▸ Work instructions
Every line of the data below is to be given again as it appears, with the images removed.

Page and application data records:
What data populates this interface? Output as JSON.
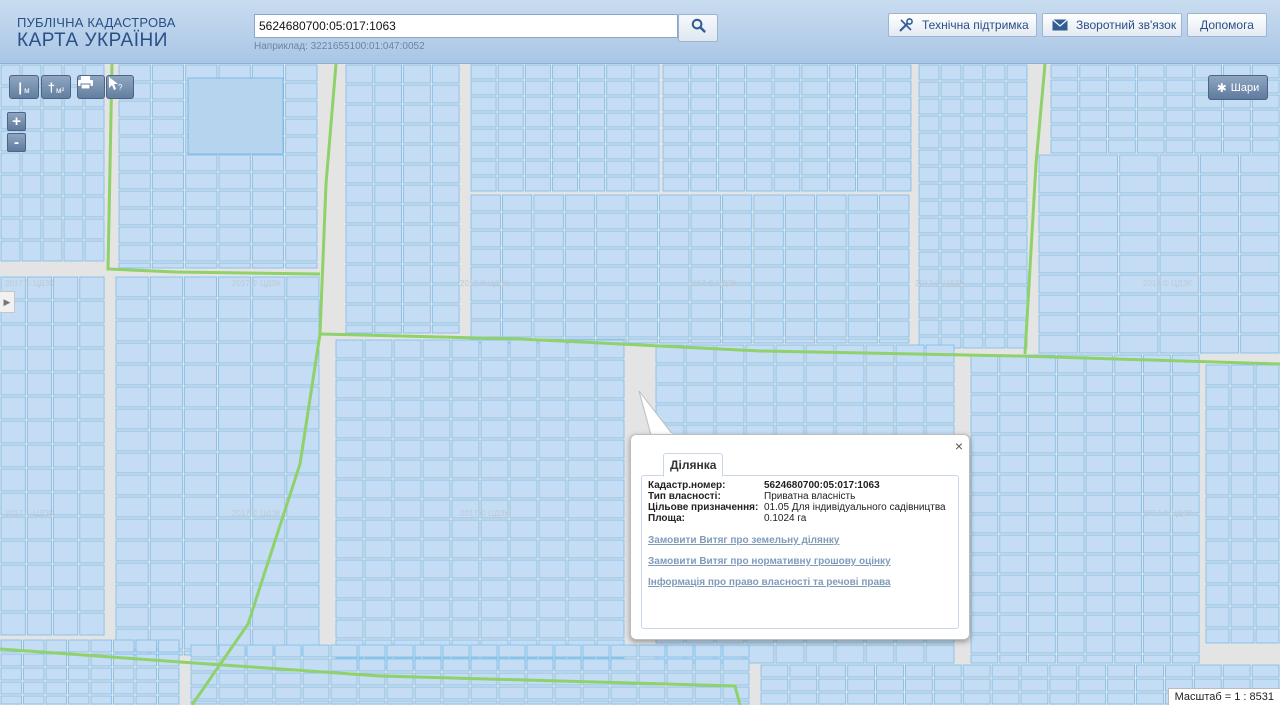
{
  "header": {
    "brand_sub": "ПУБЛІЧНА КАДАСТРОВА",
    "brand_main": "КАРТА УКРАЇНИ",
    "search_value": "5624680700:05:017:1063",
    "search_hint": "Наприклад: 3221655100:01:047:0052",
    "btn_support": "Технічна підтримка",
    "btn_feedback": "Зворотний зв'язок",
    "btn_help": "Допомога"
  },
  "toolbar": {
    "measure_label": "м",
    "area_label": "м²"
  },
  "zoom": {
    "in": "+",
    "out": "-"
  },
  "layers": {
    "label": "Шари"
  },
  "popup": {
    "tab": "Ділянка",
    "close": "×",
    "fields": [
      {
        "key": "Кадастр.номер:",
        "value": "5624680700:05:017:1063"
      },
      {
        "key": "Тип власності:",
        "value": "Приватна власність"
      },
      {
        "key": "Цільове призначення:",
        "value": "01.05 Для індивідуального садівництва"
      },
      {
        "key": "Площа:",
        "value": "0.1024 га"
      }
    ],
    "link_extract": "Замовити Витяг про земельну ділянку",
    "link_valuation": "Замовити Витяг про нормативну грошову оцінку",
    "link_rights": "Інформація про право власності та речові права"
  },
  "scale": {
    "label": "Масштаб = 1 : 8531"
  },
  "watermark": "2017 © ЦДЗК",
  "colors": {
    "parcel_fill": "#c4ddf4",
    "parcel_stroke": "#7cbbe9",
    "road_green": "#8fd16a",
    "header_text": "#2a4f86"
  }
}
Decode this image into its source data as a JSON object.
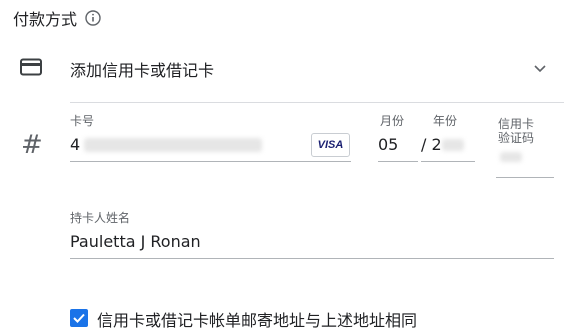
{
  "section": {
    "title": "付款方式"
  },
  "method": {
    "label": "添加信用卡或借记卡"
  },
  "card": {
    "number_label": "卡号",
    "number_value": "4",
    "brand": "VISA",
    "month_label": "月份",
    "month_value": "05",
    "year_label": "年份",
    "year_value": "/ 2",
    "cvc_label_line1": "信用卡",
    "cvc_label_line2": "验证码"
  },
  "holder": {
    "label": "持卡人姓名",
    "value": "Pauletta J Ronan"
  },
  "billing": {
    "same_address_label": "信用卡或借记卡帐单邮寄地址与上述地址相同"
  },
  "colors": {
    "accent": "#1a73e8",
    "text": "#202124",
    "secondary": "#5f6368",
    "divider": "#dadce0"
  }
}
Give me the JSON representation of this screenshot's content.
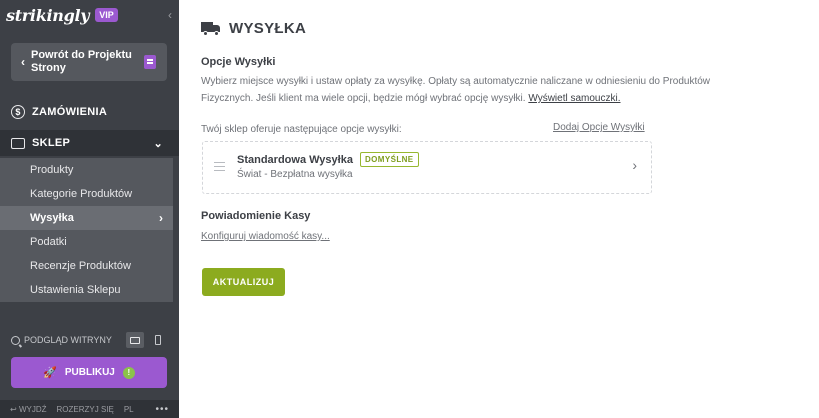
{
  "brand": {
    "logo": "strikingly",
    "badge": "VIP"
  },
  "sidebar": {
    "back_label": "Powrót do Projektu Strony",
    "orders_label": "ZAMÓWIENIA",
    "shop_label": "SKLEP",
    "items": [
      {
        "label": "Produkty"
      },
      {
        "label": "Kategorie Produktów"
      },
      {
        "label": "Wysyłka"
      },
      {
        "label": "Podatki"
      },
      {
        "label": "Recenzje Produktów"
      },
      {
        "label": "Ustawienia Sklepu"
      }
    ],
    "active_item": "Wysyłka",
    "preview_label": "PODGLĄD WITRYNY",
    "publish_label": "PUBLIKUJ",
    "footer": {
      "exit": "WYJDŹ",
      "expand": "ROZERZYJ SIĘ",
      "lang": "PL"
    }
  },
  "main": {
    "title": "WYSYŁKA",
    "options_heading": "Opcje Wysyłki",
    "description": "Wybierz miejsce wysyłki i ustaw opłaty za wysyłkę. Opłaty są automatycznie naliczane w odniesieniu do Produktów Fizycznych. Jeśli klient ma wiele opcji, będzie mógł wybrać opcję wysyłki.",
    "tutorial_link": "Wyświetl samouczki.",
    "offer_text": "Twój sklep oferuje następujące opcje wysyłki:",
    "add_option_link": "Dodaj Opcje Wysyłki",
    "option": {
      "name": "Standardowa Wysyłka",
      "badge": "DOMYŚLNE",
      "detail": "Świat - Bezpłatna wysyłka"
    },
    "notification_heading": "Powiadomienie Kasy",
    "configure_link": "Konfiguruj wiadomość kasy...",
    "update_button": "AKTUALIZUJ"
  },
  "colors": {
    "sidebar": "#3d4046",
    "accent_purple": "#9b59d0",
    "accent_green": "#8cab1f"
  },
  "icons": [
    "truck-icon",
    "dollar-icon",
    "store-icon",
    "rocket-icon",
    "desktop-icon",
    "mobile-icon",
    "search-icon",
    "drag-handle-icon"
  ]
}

▸ Output of the task
What data populates this interface? Output as JSON.
{
  "header": {
    "brand_sub": "ПУБЛІЧНА КАДАСТРОВА",
    "brand_main": "КАРТА УКРАЇНИ",
    "search_value": "5624680700:05:017:1063",
    "search_hint": "Наприклад: 3221655100:01:047:0052",
    "btn_support": "Технічна підтримка",
    "btn_feedback": "Зворотний зв'язок",
    "btn_help": "Допомога"
  },
  "toolbar": {
    "measure_label": "м",
    "area_label": "м²"
  },
  "zoom": {
    "in": "+",
    "out": "-"
  },
  "layers": {
    "label": "Шари"
  },
  "popup": {
    "tab": "Ділянка",
    "close": "×",
    "fields": [
      {
        "key": "Кадастр.номер:",
        "value": "5624680700:05:017:1063"
      },
      {
        "key": "Тип власності:",
        "value": "Приватна власність"
      },
      {
        "key": "Цільове призначення:",
        "value": "01.05 Для індивідуального садівництва"
      },
      {
        "key": "Площа:",
        "value": "0.1024 га"
      }
    ],
    "link_extract": "Замовити Витяг про земельну ділянку",
    "link_valuation": "Замовити Витяг про нормативну грошову оцінку",
    "link_rights": "Інформація про право власності та речові права"
  },
  "scale": {
    "label": "Масштаб = 1 : 8531"
  },
  "watermark": "2017 © ЦДЗК",
  "colors": {
    "parcel_fill": "#c4ddf4",
    "parcel_stroke": "#7cbbe9",
    "road_green": "#8fd16a",
    "header_text": "#2a4f86"
  }
}
Decode this image into its source data as a JSON object.
{
  "section": {
    "title": "付款方式"
  },
  "method": {
    "label": "添加信用卡或借记卡"
  },
  "card": {
    "number_label": "卡号",
    "number_value": "4",
    "brand": "VISA",
    "month_label": "月份",
    "month_value": "05",
    "year_label": "年份",
    "year_value": "/ 2",
    "cvc_label_line1": "信用卡",
    "cvc_label_line2": "验证码"
  },
  "holder": {
    "label": "持卡人姓名",
    "value": "Pauletta J Ronan"
  },
  "billing": {
    "same_address_label": "信用卡或借记卡帐单邮寄地址与上述地址相同"
  },
  "colors": {
    "accent": "#1a73e8",
    "text": "#202124",
    "secondary": "#5f6368",
    "divider": "#dadce0"
  }
}
Give me the JSON representation of this screenshot's content.
{
  "brand": {
    "logo": "strikingly",
    "badge": "VIP"
  },
  "sidebar": {
    "back_label": "Powrót do Projektu Strony",
    "orders_label": "ZAMÓWIENIA",
    "shop_label": "SKLEP",
    "items": [
      {
        "label": "Produkty"
      },
      {
        "label": "Kategorie Produktów"
      },
      {
        "label": "Wysyłka"
      },
      {
        "label": "Podatki"
      },
      {
        "label": "Recenzje Produktów"
      },
      {
        "label": "Ustawienia Sklepu"
      }
    ],
    "active_item": "Wysyłka",
    "preview_label": "PODGLĄD WITRYNY",
    "publish_label": "PUBLIKUJ",
    "footer": {
      "exit": "WYJDŹ",
      "expand": "ROZERZYJ SIĘ",
      "lang": "PL"
    }
  },
  "main": {
    "title": "WYSYŁKA",
    "options_heading": "Opcje Wysyłki",
    "description": "Wybierz miejsce wysyłki i ustaw opłaty za wysyłkę. Opłaty są automatycznie naliczane w odniesieniu do Produktów Fizycznych. Jeśli klient ma wiele opcji, będzie mógł wybrać opcję wysyłki.",
    "tutorial_link": "Wyświetl samouczki.",
    "offer_text": "Twój sklep oferuje następujące opcje wysyłki:",
    "add_option_link": "Dodaj Opcje Wysyłki",
    "option": {
      "name": "Standardowa Wysyłka",
      "badge": "DOMYŚLNE",
      "detail": "Świat - Bezpłatna wysyłka"
    },
    "notification_heading": "Powiadomienie Kasy",
    "configure_link": "Konfiguruj wiadomość kasy...",
    "update_button": "AKTUALIZUJ"
  },
  "colors": {
    "sidebar": "#3d4046",
    "accent_purple": "#9b59d0",
    "accent_green": "#8cab1f"
  },
  "icons": [
    "truck-icon",
    "dollar-icon",
    "store-icon",
    "rocket-icon",
    "desktop-icon",
    "mobile-icon",
    "search-icon",
    "drag-handle-icon"
  ]
}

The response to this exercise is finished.